This week’s data indicated a strong economy. In the third quarter, the U.S. economy recorded its largest gain in nearly two years. Consumer spending was solid. Sales of new homes rose sharply.
The week’s data was not without some warning signs, however. Mortgage rates rose yet again, and continued claims for unemployment benefits rose to their highest seasonally adjusted level since May.
Real consumer spending rose 0.4% m/m, seasonally adjusted, in September. The growth in real spending was the strongest since July and otherwise the strongest since a 1% jump in January.
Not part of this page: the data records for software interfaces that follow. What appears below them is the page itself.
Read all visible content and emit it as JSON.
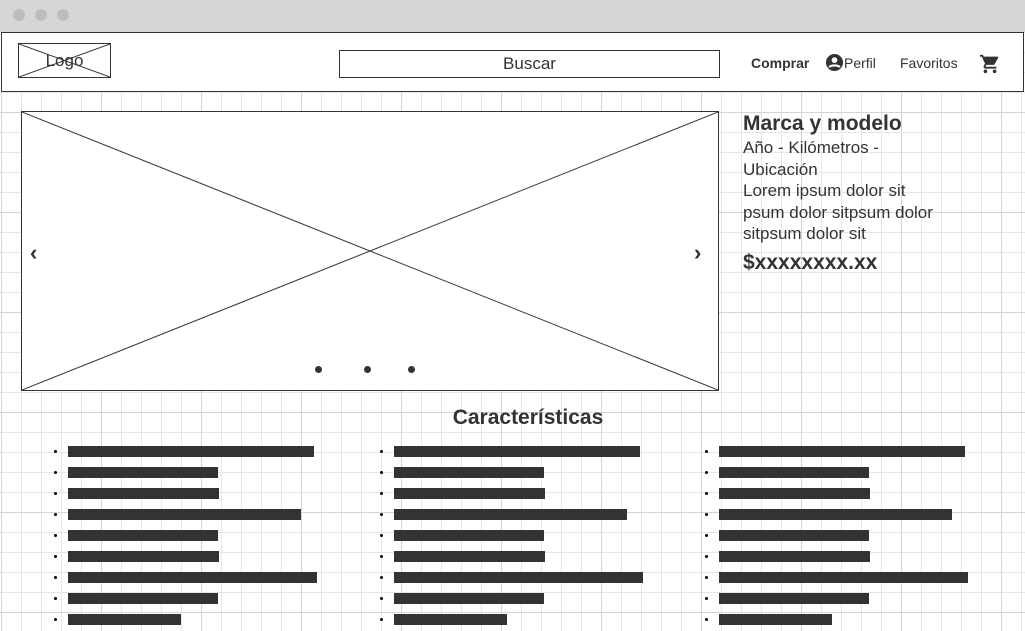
{
  "header": {
    "logo": "Logo",
    "search_placeholder": "Buscar",
    "nav": {
      "comprar": "Comprar",
      "perfil": "Perfil",
      "favoritos": "Favoritos"
    },
    "icons": [
      "user-circle-icon",
      "cart-icon"
    ]
  },
  "product": {
    "title": "Marca y modelo",
    "subtitle": "Año - Kilómetros - Ubicación",
    "description": "Lorem ipsum dolor sit psum dolor sitpsum dolor sitpsum dolor sit",
    "price": "$xxxxxxxx.xx"
  },
  "carousel": {
    "slides": 3,
    "active": 0
  },
  "features": {
    "title": "Características",
    "columns": 3,
    "items_per_column": 9
  }
}
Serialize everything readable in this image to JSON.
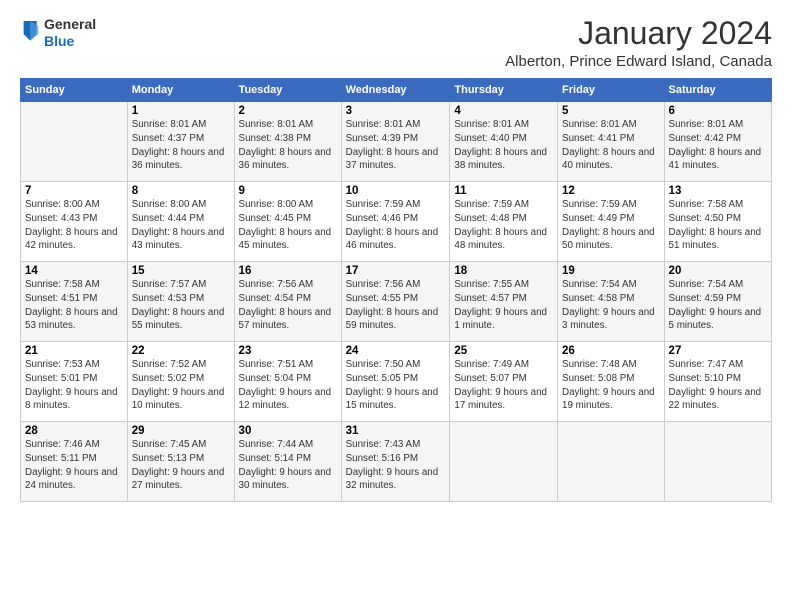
{
  "logo": {
    "general": "General",
    "blue": "Blue"
  },
  "title": "January 2024",
  "subtitle": "Alberton, Prince Edward Island, Canada",
  "days_header": [
    "Sunday",
    "Monday",
    "Tuesday",
    "Wednesday",
    "Thursday",
    "Friday",
    "Saturday"
  ],
  "weeks": [
    [
      {
        "day": "",
        "sunrise": "",
        "sunset": "",
        "daylight": ""
      },
      {
        "day": "1",
        "sunrise": "Sunrise: 8:01 AM",
        "sunset": "Sunset: 4:37 PM",
        "daylight": "Daylight: 8 hours and 36 minutes."
      },
      {
        "day": "2",
        "sunrise": "Sunrise: 8:01 AM",
        "sunset": "Sunset: 4:38 PM",
        "daylight": "Daylight: 8 hours and 36 minutes."
      },
      {
        "day": "3",
        "sunrise": "Sunrise: 8:01 AM",
        "sunset": "Sunset: 4:39 PM",
        "daylight": "Daylight: 8 hours and 37 minutes."
      },
      {
        "day": "4",
        "sunrise": "Sunrise: 8:01 AM",
        "sunset": "Sunset: 4:40 PM",
        "daylight": "Daylight: 8 hours and 38 minutes."
      },
      {
        "day": "5",
        "sunrise": "Sunrise: 8:01 AM",
        "sunset": "Sunset: 4:41 PM",
        "daylight": "Daylight: 8 hours and 40 minutes."
      },
      {
        "day": "6",
        "sunrise": "Sunrise: 8:01 AM",
        "sunset": "Sunset: 4:42 PM",
        "daylight": "Daylight: 8 hours and 41 minutes."
      }
    ],
    [
      {
        "day": "7",
        "sunrise": "Sunrise: 8:00 AM",
        "sunset": "Sunset: 4:43 PM",
        "daylight": "Daylight: 8 hours and 42 minutes."
      },
      {
        "day": "8",
        "sunrise": "Sunrise: 8:00 AM",
        "sunset": "Sunset: 4:44 PM",
        "daylight": "Daylight: 8 hours and 43 minutes."
      },
      {
        "day": "9",
        "sunrise": "Sunrise: 8:00 AM",
        "sunset": "Sunset: 4:45 PM",
        "daylight": "Daylight: 8 hours and 45 minutes."
      },
      {
        "day": "10",
        "sunrise": "Sunrise: 7:59 AM",
        "sunset": "Sunset: 4:46 PM",
        "daylight": "Daylight: 8 hours and 46 minutes."
      },
      {
        "day": "11",
        "sunrise": "Sunrise: 7:59 AM",
        "sunset": "Sunset: 4:48 PM",
        "daylight": "Daylight: 8 hours and 48 minutes."
      },
      {
        "day": "12",
        "sunrise": "Sunrise: 7:59 AM",
        "sunset": "Sunset: 4:49 PM",
        "daylight": "Daylight: 8 hours and 50 minutes."
      },
      {
        "day": "13",
        "sunrise": "Sunrise: 7:58 AM",
        "sunset": "Sunset: 4:50 PM",
        "daylight": "Daylight: 8 hours and 51 minutes."
      }
    ],
    [
      {
        "day": "14",
        "sunrise": "Sunrise: 7:58 AM",
        "sunset": "Sunset: 4:51 PM",
        "daylight": "Daylight: 8 hours and 53 minutes."
      },
      {
        "day": "15",
        "sunrise": "Sunrise: 7:57 AM",
        "sunset": "Sunset: 4:53 PM",
        "daylight": "Daylight: 8 hours and 55 minutes."
      },
      {
        "day": "16",
        "sunrise": "Sunrise: 7:56 AM",
        "sunset": "Sunset: 4:54 PM",
        "daylight": "Daylight: 8 hours and 57 minutes."
      },
      {
        "day": "17",
        "sunrise": "Sunrise: 7:56 AM",
        "sunset": "Sunset: 4:55 PM",
        "daylight": "Daylight: 8 hours and 59 minutes."
      },
      {
        "day": "18",
        "sunrise": "Sunrise: 7:55 AM",
        "sunset": "Sunset: 4:57 PM",
        "daylight": "Daylight: 9 hours and 1 minute."
      },
      {
        "day": "19",
        "sunrise": "Sunrise: 7:54 AM",
        "sunset": "Sunset: 4:58 PM",
        "daylight": "Daylight: 9 hours and 3 minutes."
      },
      {
        "day": "20",
        "sunrise": "Sunrise: 7:54 AM",
        "sunset": "Sunset: 4:59 PM",
        "daylight": "Daylight: 9 hours and 5 minutes."
      }
    ],
    [
      {
        "day": "21",
        "sunrise": "Sunrise: 7:53 AM",
        "sunset": "Sunset: 5:01 PM",
        "daylight": "Daylight: 9 hours and 8 minutes."
      },
      {
        "day": "22",
        "sunrise": "Sunrise: 7:52 AM",
        "sunset": "Sunset: 5:02 PM",
        "daylight": "Daylight: 9 hours and 10 minutes."
      },
      {
        "day": "23",
        "sunrise": "Sunrise: 7:51 AM",
        "sunset": "Sunset: 5:04 PM",
        "daylight": "Daylight: 9 hours and 12 minutes."
      },
      {
        "day": "24",
        "sunrise": "Sunrise: 7:50 AM",
        "sunset": "Sunset: 5:05 PM",
        "daylight": "Daylight: 9 hours and 15 minutes."
      },
      {
        "day": "25",
        "sunrise": "Sunrise: 7:49 AM",
        "sunset": "Sunset: 5:07 PM",
        "daylight": "Daylight: 9 hours and 17 minutes."
      },
      {
        "day": "26",
        "sunrise": "Sunrise: 7:48 AM",
        "sunset": "Sunset: 5:08 PM",
        "daylight": "Daylight: 9 hours and 19 minutes."
      },
      {
        "day": "27",
        "sunrise": "Sunrise: 7:47 AM",
        "sunset": "Sunset: 5:10 PM",
        "daylight": "Daylight: 9 hours and 22 minutes."
      }
    ],
    [
      {
        "day": "28",
        "sunrise": "Sunrise: 7:46 AM",
        "sunset": "Sunset: 5:11 PM",
        "daylight": "Daylight: 9 hours and 24 minutes."
      },
      {
        "day": "29",
        "sunrise": "Sunrise: 7:45 AM",
        "sunset": "Sunset: 5:13 PM",
        "daylight": "Daylight: 9 hours and 27 minutes."
      },
      {
        "day": "30",
        "sunrise": "Sunrise: 7:44 AM",
        "sunset": "Sunset: 5:14 PM",
        "daylight": "Daylight: 9 hours and 30 minutes."
      },
      {
        "day": "31",
        "sunrise": "Sunrise: 7:43 AM",
        "sunset": "Sunset: 5:16 PM",
        "daylight": "Daylight: 9 hours and 32 minutes."
      },
      {
        "day": "",
        "sunrise": "",
        "sunset": "",
        "daylight": ""
      },
      {
        "day": "",
        "sunrise": "",
        "sunset": "",
        "daylight": ""
      },
      {
        "day": "",
        "sunrise": "",
        "sunset": "",
        "daylight": ""
      }
    ]
  ]
}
Real spending on goods outpaced spending on services, rising 0.5% compared to the 0.3% increase in services spending. The largest contributors were both new and used motor vehicles and parts and other non-durable goods, led by prescription drugs.
Real spending on durable goods surged 1.1%, while non-durable goods ticked up 0.2%.
Personal income as a share of disposable income– i.e., the personal savings rate – fell to 3.4% from 4.0% in August. The personal savings rate was the lowest since November 2022.
Sales of new homes
Sales of new single-family homes jumped 12.3%, seasonally adjusted, in September to the highest level since February 2022. The m/m increase was the largest since August of last year, although it followed an 8.2% drop in August of this year. Sales were up 33.9% y/y.
Strong sales yielded a further decline in the inventory of new homes on the market at current sales rates. In September, the new-home inventory fell to 6.9 months, which is the lowest since February 2022. As recently as July of last year, the inventory of new single-family homes was more than 10 months, which was the highest since early 2009.
Although sales of new homes have been volatile, they generally have been rising over the past year unlike sales of existing homes, which have fallen in 19 of the past 20 months. The disconnect between new and existing homes likely relates to availability.
Given high prices and mortgage rates, many would-be sellers are on the sidelines because they cannot afford to replace their existing homes with much more expensive ones. That hurdle does not exist with newly built homes.
Broker-posted spot rates in the Truckstop system were down for the third straight week during the week ended October 20 (week 42). After six straight weeks of decreases, refrigerated spot rates rose modestly. However, flatbed spot rates declined, and
dry van spot rates were essentially unchanged week over week. Total spot rates are moving in line with seasonal expectations slightly below the five-year average for the week.
The total broker-posted rate eased 1 cent after being down a fraction of a cent during the previous week. Rates were nearly 12% below the same 2022 week and more than 4% below the five-year average. Total market rates have decreased in five of the
past six weeks but are moving as expected during the period between Labor Day and Thanksgiving.
Total load activity declined 2.9% after falling nearly 5% during the prior week. Volume was nearly 19% below the same 2022 week and more than 26% below the five-year average for the week.
For more on week 42 spot metrics for truck freight, visit https://freight.ftrintel.com/spotmarketinsights.
Carload volumes bounced back in the latest week after a dip two weeks ago to the levels they were holding two weeks ago and have held for much of the last month. The quick bounce back suggests a stability in volume that provides a safety net against
the volatility that has permeated through the individual carload sectors in recent years.
Stability is not a good thing for all sectors of the carload business, however. Grain volumes have leveled off in the latest week, indicating a seasonally normal harvest, but not a bumper crop so far as rail loadings hold at their five-year average levels.
Pulp and paper also is holding at the low levels set two weeks ago that are the lowest set in 2023. It is unlikely that pulp and paper volumes will bounce back strongly in the next few weeks.
Intermodal traffic moved up sequentially in the latest week, moving higher than its post-Labor Day peak season bump and indicating a bit of further strength. The intermodal traffic surge is likely to be short-lived, however, as volumes typically start to
decline just before the Thanksgiving holiday.
Intermodal volumes likely will struggle until after the Lunar New Year once they begin to decline in the coming weeks. While the recent volume is strong relative to where volumes have been this year, they also are roughly inline with 2022 results that were
less than stellar in a historical context.